For the U.S. government, and for the governments of other imperialist powers, the problem is to contain the massive popular revolt in Sri Lanka and prevent its spread to other countries where populations are also caught in economic crisis. On July 9, upon the invasion of the presidential palace by popular masses, the U.S. Senate Foreign Relations Committee chairman Bob Menendez urged the country’s armed forces to use “restraint" and declared "all parties must work together with the international community for a new government that respects the democratic and economic aspirations and upholds human rights the Sri Lankan people deserve.”

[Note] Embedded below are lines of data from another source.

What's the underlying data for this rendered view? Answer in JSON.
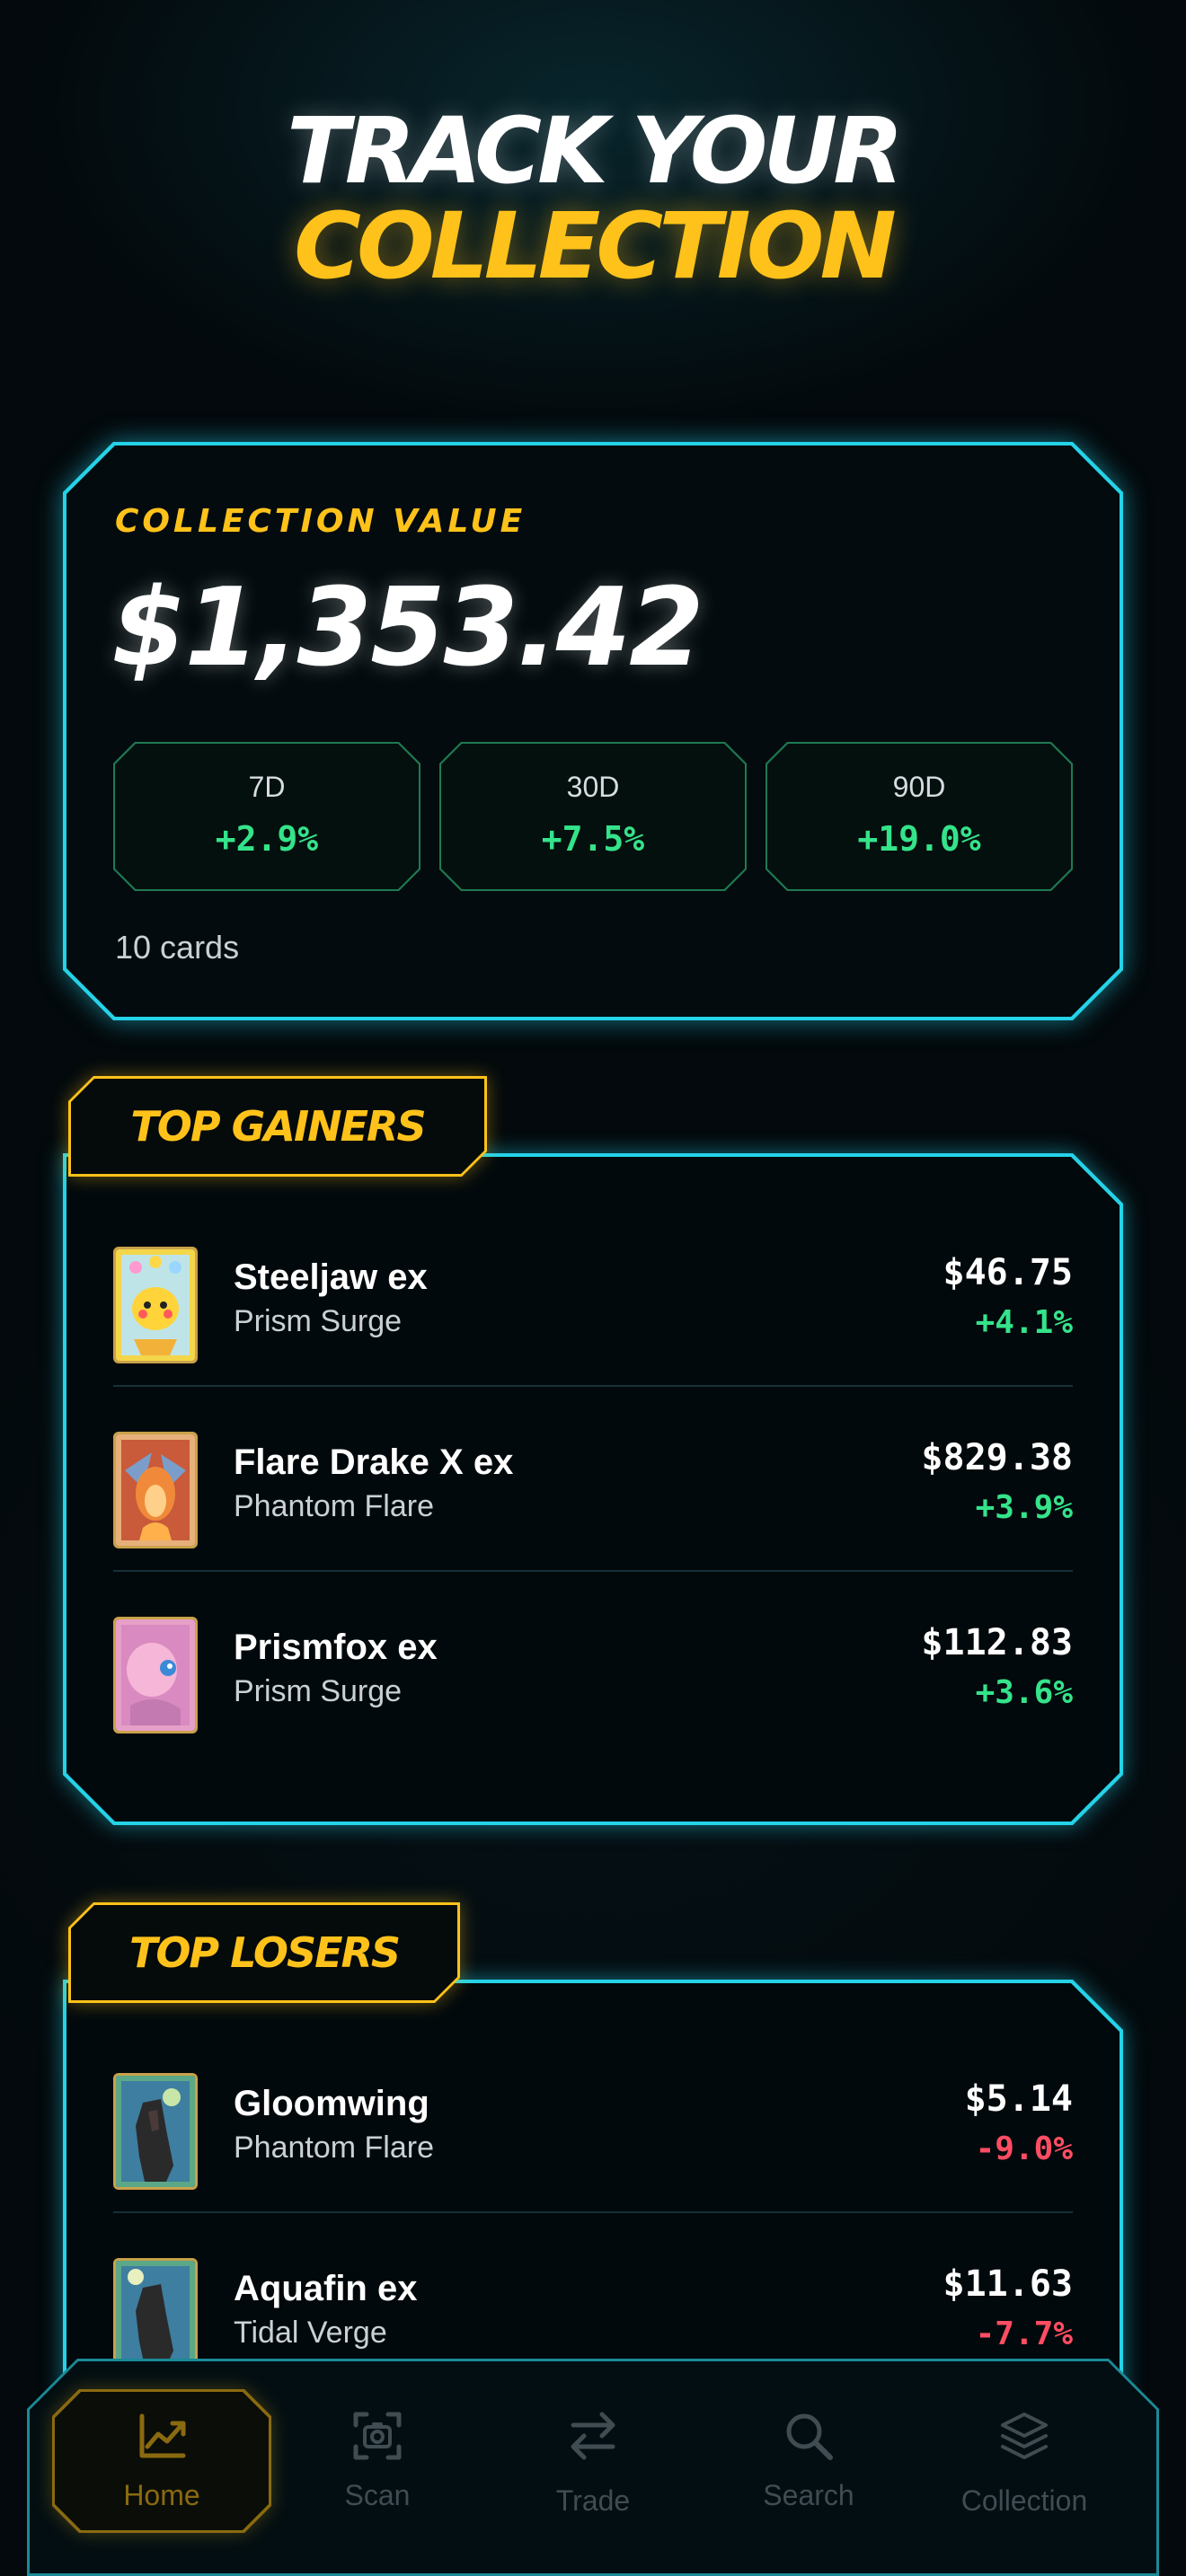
{
  "hero": {
    "line1": "TRACK YOUR",
    "line2": "COLLECTION"
  },
  "collection": {
    "label": "COLLECTION VALUE",
    "value": "$1,353.42",
    "stats": [
      {
        "period": "7D",
        "change": "+2.9%"
      },
      {
        "period": "30D",
        "change": "+7.5%"
      },
      {
        "period": "90D",
        "change": "+19.0%"
      }
    ],
    "count": "10 cards"
  },
  "gainers": {
    "title": "TOP GAINERS",
    "items": [
      {
        "name": "Steeljaw ex",
        "set": "Prism Surge",
        "price": "$46.75",
        "change": "+4.1%"
      },
      {
        "name": "Flare Drake X ex",
        "set": "Phantom Flare",
        "price": "$829.38",
        "change": "+3.9%"
      },
      {
        "name": "Prismfox ex",
        "set": "Prism Surge",
        "price": "$112.83",
        "change": "+3.6%"
      }
    ]
  },
  "losers": {
    "title": "TOP LOSERS",
    "items": [
      {
        "name": "Gloomwing",
        "set": "Phantom Flare",
        "price": "$5.14",
        "change": "-9.0%"
      },
      {
        "name": "Aquafin ex",
        "set": "Tidal Verge",
        "price": "$11.63",
        "change": "-7.7%"
      }
    ]
  },
  "nav": {
    "items": [
      {
        "label": "Home",
        "icon": "chart-icon",
        "active": true
      },
      {
        "label": "Scan",
        "icon": "camera-icon",
        "active": false
      },
      {
        "label": "Trade",
        "icon": "swap-icon",
        "active": false
      },
      {
        "label": "Search",
        "icon": "search-icon",
        "active": false
      },
      {
        "label": "Collection",
        "icon": "layers-icon",
        "active": false
      }
    ]
  },
  "colors": {
    "accent_cyan": "#24d3e8",
    "accent_gold": "#ffc21a",
    "gain_green": "#34e38a",
    "loss_red": "#ff4d63",
    "background": "#03090c"
  }
}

Why did he make these comments? The U.S. and other imperialist powers want to make sure that Sri Lanka continues to pay its debt to imperialism! In fact, the attacks on workers’ standard of living announced by Sri Lanka’s prime minister are the standard requirements that the International Monetary Fund (IMF) always imposes on governments in debt. They are the conditions for a new loan the IMF is offering to the Sri Lankan government, which has been defaulting on its debt payments.
It’s a vicious cycle of loans and interest payments, pushing populations of entire countries deeper and deeper into poverty, while the banks enrich themselves on the interest payments of these loans.
So far, protesters in Sri Lanka, and media commentators, have mostly focused on the hated Rajapaksa clan and their government. But Sri Lanka’s economic tailspin is very much part of a worldwide recession, which was already underway in 2019, when the Rajapaksas took office. Then, in 2020, came the Covid-19 pandemic, deepening the recession. Among other things, the pandemic put a stop to tourism, which was a major source of revenue for this small island nation. And finally, with the advent of the war in Ukraine in February, prices of imports, especially fuel and other necessities, further increased, turning the screw even more on Sri Lanka’s economy.
It’s true, the government made some moves that accelerated the downfall, such as giving the rich a big tax cut in 2019, which reduced government revenue by more than 1.4 billion dollars. They also banned imports of chemical fertilizers in 2021 to save foreign currency, which then led to a shortage of staple foods and an increase in food prices.
But overall, the crisis in Sri Lanka is part of the worldwide crisis of the capitalist system, the brunt of which is being carried by the working class in all countries, including the U.S.
What’s needed in Sri Lanka, as elsewhere, is not just new faces in government, but an entirely new course, both economically and politically. But politicians representing big capitalists, who enrich themselves off the crisis, will not do that. Only the working class has the reason to do that, taking Sri Lanka’s resources and using them, first and foremost, to meet the needs of the population, starting with all those who have been deprived of food and other necessities for weeks, even months. Then, to fight to spread the revolt, to gain allies against imperialism, which will seek to isolate and throw back the movement.
The strikes and other actions recently taken by Sri Lankan workers show that the working class is in a good position to take the lead of, and give direction to, a massive popular mobilization in Sri Lanka. It remains to be seen if that will develop in coming weeks and months.